Posted by: Michael Khanin
App-V, Application Virtualization, Hyper-V, Virtual PC, Virtual Server, Virtualization, vmware
Windows Server 2008 R2 will include Hyper-V 2.0, it promises to deliver the final pieces for enterprise level OS virtualization and to really compete with VMware at that level.
The most anticipated is of course Live Migration: moving running VM’s from one host to another without interruption of services running inside the VM’s. To accomplish this technique a new Shared Filesytem is needed and so will also be introduced in Hyper-V 2.0: Clustered Shared Volumes.
The Live migration works best together with System Center Virtual Machine Manager 2008, it can provide additional Live Migration management and orchestration scenarios such as Live Migration via policy.
Cool thing is you only need to update to Hyper-V 2.0, none of the rest of the infrastructure needs updating.
Logical Processor Support
- Support for 32 logical processors on host computer
- Twice the initial supported number of logical processors of Windows Server 2008 Hyper-V
Hot add remove Storage
- Add and remove VHD and pass-through disks to a running VM without requiring a reboot.
- Hot-add/remove disk only applies to VHDs and pass-through disks attached to the SCSI controller (not the IDE controller)
- Hot-add remove of storage controllers is not supported
- Enables storage growth in VMs without downtime
- Enables additional datacenter backup scenarios
Second Level Translation (SLAT)
- Leverage new processor features to improve performance and reduce load on Windows Hypervisor
- AMD: Enhanced Page Tables
- Intel: Nested Page Tables
- Improved memory management performance
- Memory usage of Windows Hypervisor will decrease from approximately 5% to 1% of total physical memory.
- More memory will be available for child partitions enabling higher consolidation ratios
- Pool of memory is dynamically distributed across VMs
- Memory is dynamically allocated/removed based VM usage with no service interruption

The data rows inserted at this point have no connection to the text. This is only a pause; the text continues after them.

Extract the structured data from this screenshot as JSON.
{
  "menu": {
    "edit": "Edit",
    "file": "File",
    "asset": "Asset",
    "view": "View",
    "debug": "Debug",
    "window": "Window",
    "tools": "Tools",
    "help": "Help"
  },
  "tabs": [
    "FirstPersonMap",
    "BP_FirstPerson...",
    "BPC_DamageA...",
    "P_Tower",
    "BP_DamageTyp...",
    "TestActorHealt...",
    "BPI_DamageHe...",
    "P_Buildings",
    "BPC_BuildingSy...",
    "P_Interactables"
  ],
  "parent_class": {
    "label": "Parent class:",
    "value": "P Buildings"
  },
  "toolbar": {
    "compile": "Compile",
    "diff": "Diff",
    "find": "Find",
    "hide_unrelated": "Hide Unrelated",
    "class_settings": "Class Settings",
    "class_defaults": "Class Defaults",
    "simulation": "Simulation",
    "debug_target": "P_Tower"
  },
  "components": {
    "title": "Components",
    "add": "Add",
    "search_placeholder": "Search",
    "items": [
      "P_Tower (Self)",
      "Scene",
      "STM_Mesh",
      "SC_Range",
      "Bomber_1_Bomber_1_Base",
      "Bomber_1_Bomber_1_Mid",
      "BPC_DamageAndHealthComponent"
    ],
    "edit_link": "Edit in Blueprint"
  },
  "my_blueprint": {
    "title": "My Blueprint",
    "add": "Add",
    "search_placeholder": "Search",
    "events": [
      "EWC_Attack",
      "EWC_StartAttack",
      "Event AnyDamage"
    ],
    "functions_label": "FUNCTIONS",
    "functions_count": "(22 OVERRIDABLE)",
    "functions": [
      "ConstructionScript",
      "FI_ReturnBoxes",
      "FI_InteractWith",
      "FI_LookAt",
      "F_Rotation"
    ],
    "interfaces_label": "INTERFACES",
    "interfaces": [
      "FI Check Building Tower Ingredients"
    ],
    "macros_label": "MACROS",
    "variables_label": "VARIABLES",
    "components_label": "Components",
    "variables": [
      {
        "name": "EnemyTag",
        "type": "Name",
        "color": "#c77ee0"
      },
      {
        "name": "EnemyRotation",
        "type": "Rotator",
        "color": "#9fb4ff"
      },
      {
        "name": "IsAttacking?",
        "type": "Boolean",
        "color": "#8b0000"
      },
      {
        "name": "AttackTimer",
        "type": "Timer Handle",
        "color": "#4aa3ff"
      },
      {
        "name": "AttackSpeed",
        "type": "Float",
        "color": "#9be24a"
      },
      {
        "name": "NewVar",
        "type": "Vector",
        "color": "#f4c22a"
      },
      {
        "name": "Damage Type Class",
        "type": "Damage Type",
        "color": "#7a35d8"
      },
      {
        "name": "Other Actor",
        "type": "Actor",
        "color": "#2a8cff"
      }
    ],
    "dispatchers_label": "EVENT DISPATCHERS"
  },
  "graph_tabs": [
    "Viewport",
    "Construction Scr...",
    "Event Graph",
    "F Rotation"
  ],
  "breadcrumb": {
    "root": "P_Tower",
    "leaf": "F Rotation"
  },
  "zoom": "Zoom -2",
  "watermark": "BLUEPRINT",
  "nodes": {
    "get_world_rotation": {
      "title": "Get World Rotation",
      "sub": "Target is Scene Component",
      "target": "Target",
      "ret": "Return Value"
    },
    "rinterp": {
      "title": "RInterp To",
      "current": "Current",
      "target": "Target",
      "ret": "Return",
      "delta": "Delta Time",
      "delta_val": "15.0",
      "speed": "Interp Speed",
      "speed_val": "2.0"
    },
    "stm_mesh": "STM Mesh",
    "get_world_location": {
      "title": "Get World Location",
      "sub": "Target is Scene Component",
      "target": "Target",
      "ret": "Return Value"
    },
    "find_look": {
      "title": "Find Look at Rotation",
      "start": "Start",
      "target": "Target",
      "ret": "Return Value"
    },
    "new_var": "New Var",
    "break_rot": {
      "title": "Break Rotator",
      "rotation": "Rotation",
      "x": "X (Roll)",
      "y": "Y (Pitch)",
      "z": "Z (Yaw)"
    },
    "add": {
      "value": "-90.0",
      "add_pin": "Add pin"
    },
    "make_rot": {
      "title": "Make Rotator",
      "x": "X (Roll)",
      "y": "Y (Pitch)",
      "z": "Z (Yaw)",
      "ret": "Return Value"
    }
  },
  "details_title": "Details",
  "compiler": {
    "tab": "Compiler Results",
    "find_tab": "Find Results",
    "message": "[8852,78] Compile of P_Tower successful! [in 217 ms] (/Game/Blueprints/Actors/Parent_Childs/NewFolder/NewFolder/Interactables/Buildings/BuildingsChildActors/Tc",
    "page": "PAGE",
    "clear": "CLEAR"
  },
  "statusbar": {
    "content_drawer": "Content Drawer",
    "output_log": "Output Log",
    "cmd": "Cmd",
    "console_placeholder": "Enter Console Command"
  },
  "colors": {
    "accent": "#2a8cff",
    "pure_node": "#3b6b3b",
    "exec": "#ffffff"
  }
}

- Enables much higher consolidation ratios per host by addressing the greatest limiting factor to consolidation: Memory
- VM memory configuration includes:

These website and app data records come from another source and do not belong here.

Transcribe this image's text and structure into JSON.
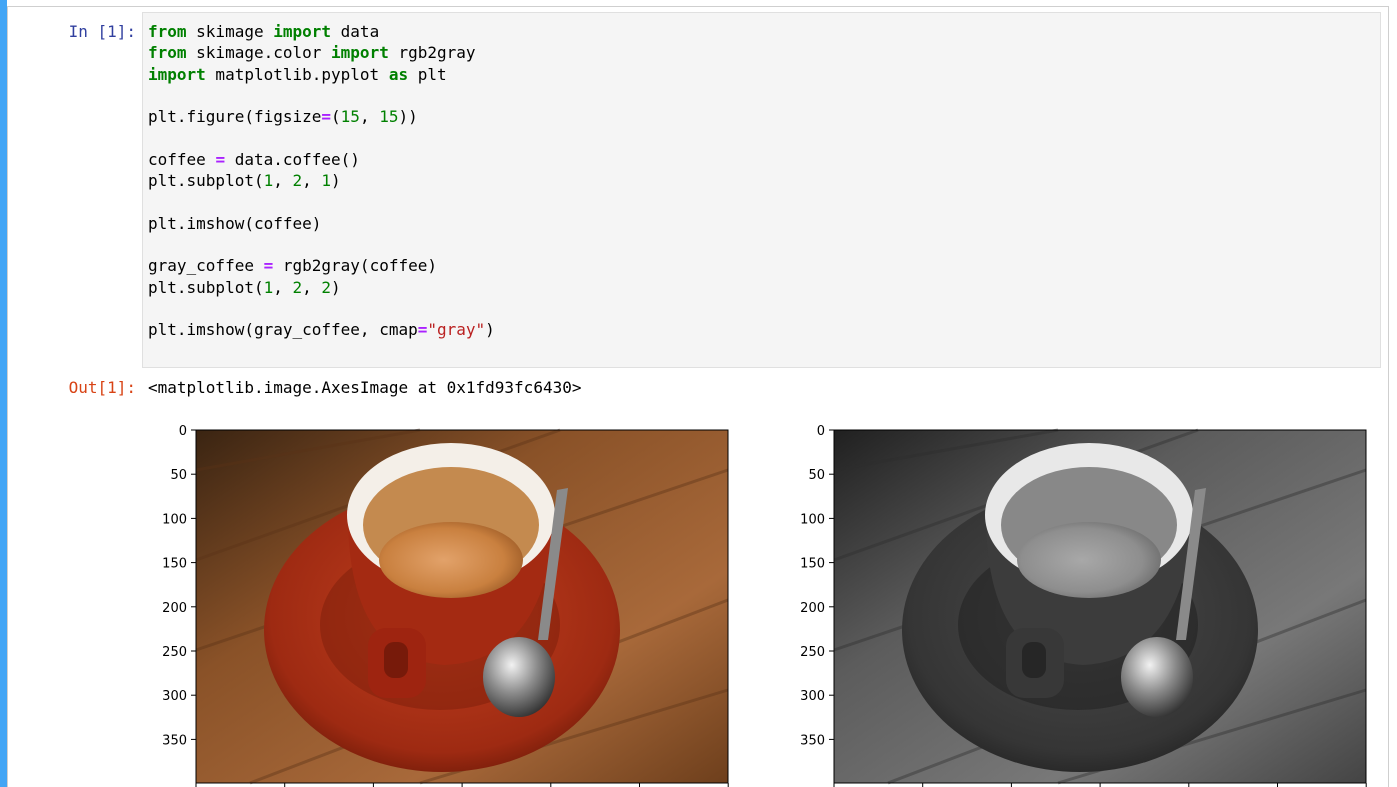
{
  "cell_input": {
    "prompt": "In [1]:",
    "code_lines": [
      [
        {
          "t": "from",
          "c": "kw"
        },
        {
          "t": " skimage "
        },
        {
          "t": "import",
          "c": "kw"
        },
        {
          "t": " data"
        }
      ],
      [
        {
          "t": "from",
          "c": "kw"
        },
        {
          "t": " skimage.color "
        },
        {
          "t": "import",
          "c": "kw"
        },
        {
          "t": " rgb2gray"
        }
      ],
      [
        {
          "t": "import",
          "c": "kw"
        },
        {
          "t": " matplotlib.pyplot "
        },
        {
          "t": "as",
          "c": "kw"
        },
        {
          "t": " plt"
        }
      ],
      [],
      [
        {
          "t": "plt.figure(figsize"
        },
        {
          "t": "=",
          "c": "op"
        },
        {
          "t": "("
        },
        {
          "t": "15",
          "c": "num"
        },
        {
          "t": ", "
        },
        {
          "t": "15",
          "c": "num"
        },
        {
          "t": "))"
        }
      ],
      [],
      [
        {
          "t": "coffee "
        },
        {
          "t": "=",
          "c": "op"
        },
        {
          "t": " data.coffee()"
        }
      ],
      [
        {
          "t": "plt.subplot("
        },
        {
          "t": "1",
          "c": "num"
        },
        {
          "t": ", "
        },
        {
          "t": "2",
          "c": "num"
        },
        {
          "t": ", "
        },
        {
          "t": "1",
          "c": "num"
        },
        {
          "t": ")"
        }
      ],
      [],
      [
        {
          "t": "plt.imshow(coffee)"
        }
      ],
      [],
      [
        {
          "t": "gray_coffee "
        },
        {
          "t": "=",
          "c": "op"
        },
        {
          "t": " rgb2gray(coffee)"
        }
      ],
      [
        {
          "t": "plt.subplot("
        },
        {
          "t": "1",
          "c": "num"
        },
        {
          "t": ", "
        },
        {
          "t": "2",
          "c": "num"
        },
        {
          "t": ", "
        },
        {
          "t": "2",
          "c": "num"
        },
        {
          "t": ")"
        }
      ],
      [],
      [
        {
          "t": "plt.imshow(gray_coffee, cmap"
        },
        {
          "t": "=",
          "c": "op"
        },
        {
          "t": "\"gray\"",
          "c": "str"
        },
        {
          "t": ")"
        }
      ]
    ]
  },
  "cell_output": {
    "prompt": "Out[1]:",
    "text": "<matplotlib.image.AxesImage at 0x1fd93fc6430>"
  },
  "figure": {
    "y_ticks": [
      "0",
      "50",
      "100",
      "150",
      "200",
      "250",
      "300",
      "350"
    ],
    "left_image": "coffee-color",
    "right_image": "coffee-gray"
  },
  "colors": {
    "selection_bar": "#42a5f5",
    "in_prompt": "#303f9f",
    "out_prompt": "#d84315"
  }
}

- Initial (what VM will boot with)
- Minimum (what VM is guaranteed)
- Maximum (what VM can grow to)
- Memory is added via Hot-Add MEM functionality

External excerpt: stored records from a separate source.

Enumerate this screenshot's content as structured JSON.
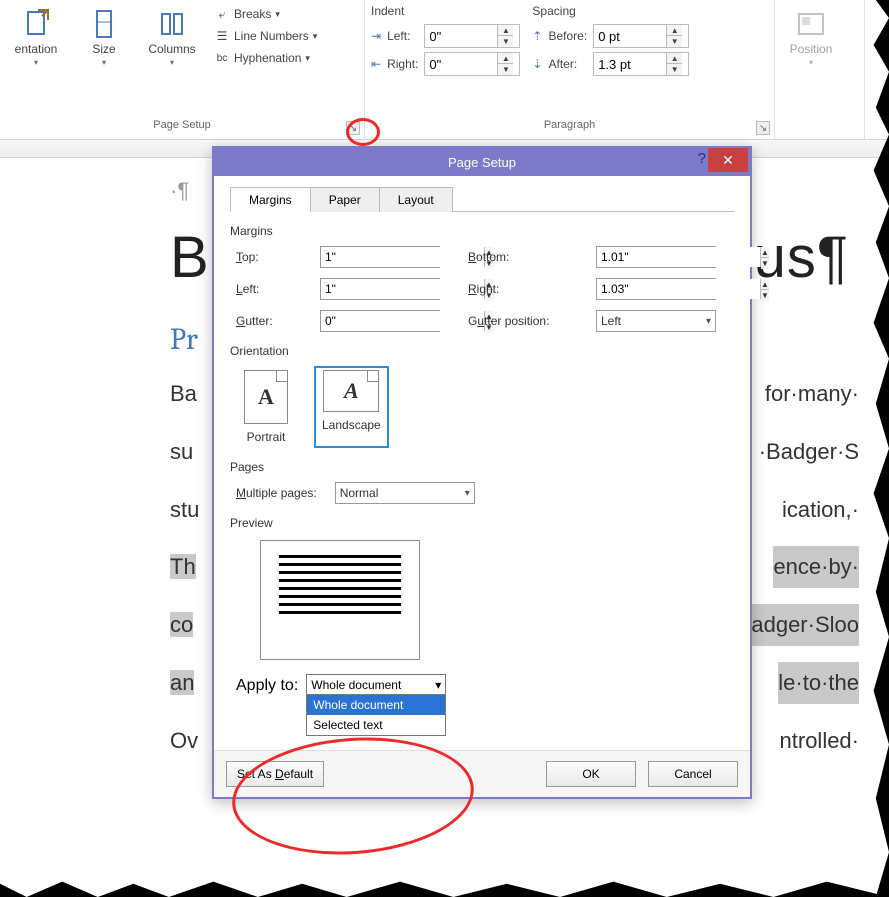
{
  "ribbon": {
    "pageSetup": {
      "label": "Page Setup",
      "orientation": "entation",
      "size": "Size",
      "columns": "Columns",
      "breaks": "Breaks",
      "lineNumbers": "Line Numbers",
      "hyphenation": "Hyphenation"
    },
    "paragraph": {
      "label": "Paragraph",
      "indentHead": "Indent",
      "spacingHead": "Spacing",
      "leftLabel": "Left:",
      "rightLabel": "Right:",
      "beforeLabel": "Before:",
      "afterLabel": "After:",
      "leftVal": "0\"",
      "rightVal": "0\"",
      "beforeVal": "0 pt",
      "afterVal": "1.3 pt"
    },
    "arrange": {
      "position": "Position"
    }
  },
  "doc": {
    "h1": "B",
    "h1tail": "ous¶",
    "h2": "Pr",
    "lines": [
      [
        "Ba",
        "for·many·"
      ],
      [
        "su",
        "·Badger·S"
      ],
      [
        "stu",
        "ication,·"
      ],
      [
        "Th",
        "ence·by·"
      ],
      [
        "co",
        "adger·Sloo"
      ],
      [
        "an",
        "le·to·the"
      ],
      [
        "Ov",
        "ntrolled·"
      ]
    ]
  },
  "dialog": {
    "title": "Page Setup",
    "tabs": {
      "margins": "Margins",
      "paper": "Paper",
      "layout": "Layout"
    },
    "margins": {
      "section": "Margins",
      "top": "Top:",
      "topVal": "1\"",
      "bottom": "Bottom:",
      "bottomVal": "1.01\"",
      "left": "Left:",
      "leftVal": "1\"",
      "right": "Right:",
      "rightVal": "1.03\"",
      "gutter": "Gutter:",
      "gutterVal": "0\"",
      "gutterPos": "Gutter position:",
      "gutterPosVal": "Left"
    },
    "orientation": {
      "section": "Orientation",
      "portrait": "Portrait",
      "landscape": "Landscape"
    },
    "pages": {
      "section": "Pages",
      "multiple": "Multiple pages:",
      "multipleVal": "Normal"
    },
    "preview": {
      "section": "Preview"
    },
    "apply": {
      "label": "Apply to:",
      "value": "Whole document",
      "opt1": "Whole document",
      "opt2": "Selected text"
    },
    "buttons": {
      "setDefault": "Set As Default",
      "ok": "OK",
      "cancel": "Cancel"
    }
  }
}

- Memory is removed via Balloon driver (supported OSs)
Boot from VHD
Allows any VHD to work on physical hardware, this is very interesting! Boot an OS VHD on your physical hardware.
You can find more information at the WinHEC session descriptions: http://www.microsoft.com/whdc/winhec/2008/sessions.aspx